When about fifteen years of age the Methodists had a big revival at Mount Tabor, a neighboring country church. In this meeting a great many of my friends and companions were |getting religion| at the altar of prayer. I became intensely desirous of the same blessing, and in great anxiety and hopefulness I went to the altar. Day after day did I go, but only to be disappointed. Every time some would |get through,| and there would be great rejoicing, till only one young man and myself were left. The whole power of the church was then concentrated on us, but to no purpose. In this extremity I began to reason about it as I had not done before. I had been taught that |God was no respecter of persons; but that in every nation he that feareth him, and worketh righteousness, is accepted with him.| My soul ever recoiled from the idea of His decreeing some men to salvation and others to damnation, irrespective of their own will and conduct. Here, now, I was as helpless as a stone till God should do this work of grace for me. Why would he send down the Holy Spirit and convert one on my right, another on my left, till the |bench| was vacant, and not convert me? The preachers were praying for Him to do it; my father and mother were praying earnestly for it; the whole church were pleading with Him, and yet He would not do it. I knew I was a sinner; that I wanted salvation; that I was sincere, earnest as the others could be: but all this availed nothing. The preachers tried to explain the failure on the ground that I was still clinging to the world and my own righteousness; that I had not given my heart wholly to God, etc. This I knew to be false. I concluded that if a poor, penitent, agonizing sinner with all his prayers and pleadings, with the whole church earnestly cooperating, could not induce God to save him, he might just as well be decreed to damnation from all eternity. With these reflections I left the mourners' bench in disgust, and ever since I have had for it an inexpressible contempt. Time and observation have confirmed me in this feeling; and while I cherish a sincere respect for those who in ignorance think it is a divine arrangement, and that in resorting to it they are obeying a command of God, I have none for those who, knowing better, still use it as a means of conversion. As often employed by professional evangelists, there is so much of clap-trap that it must bring the whole subject of religion into contempt with sensible people. It is amazing to me that, in view of its entire lack of Scripture precept or example, the light and knowledge of this day, and its frequent failures, it, and the whole system of which it is an essential part, are not laid aside.

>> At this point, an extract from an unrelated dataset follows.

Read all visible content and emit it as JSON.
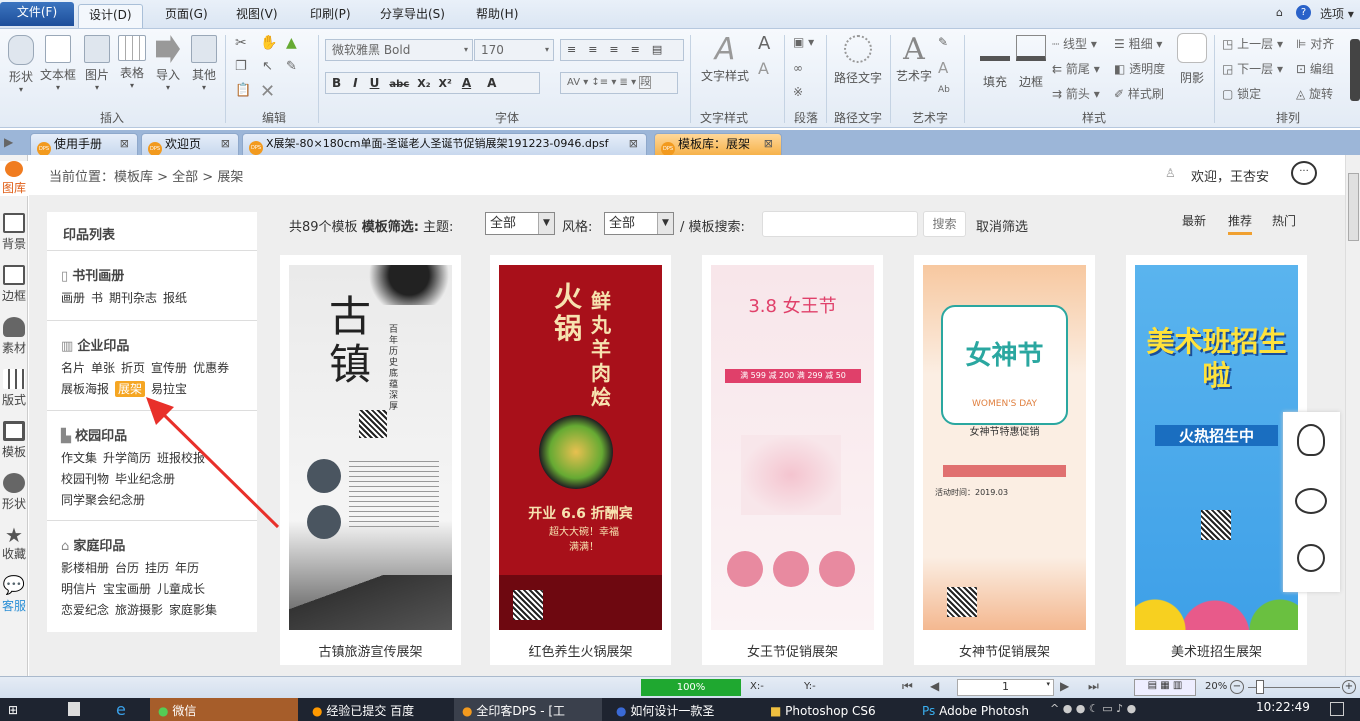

Having been taught that Methodism and Christianity were identical, and having completely lost faith in the former, it was natural enough that I should become skeptical as to the latter. Only a lingering suspicion that after all they might be different, saved me from hopeless infidelity; and had I not in after years learned such to be the case, I should have lived and died in rebellion against God.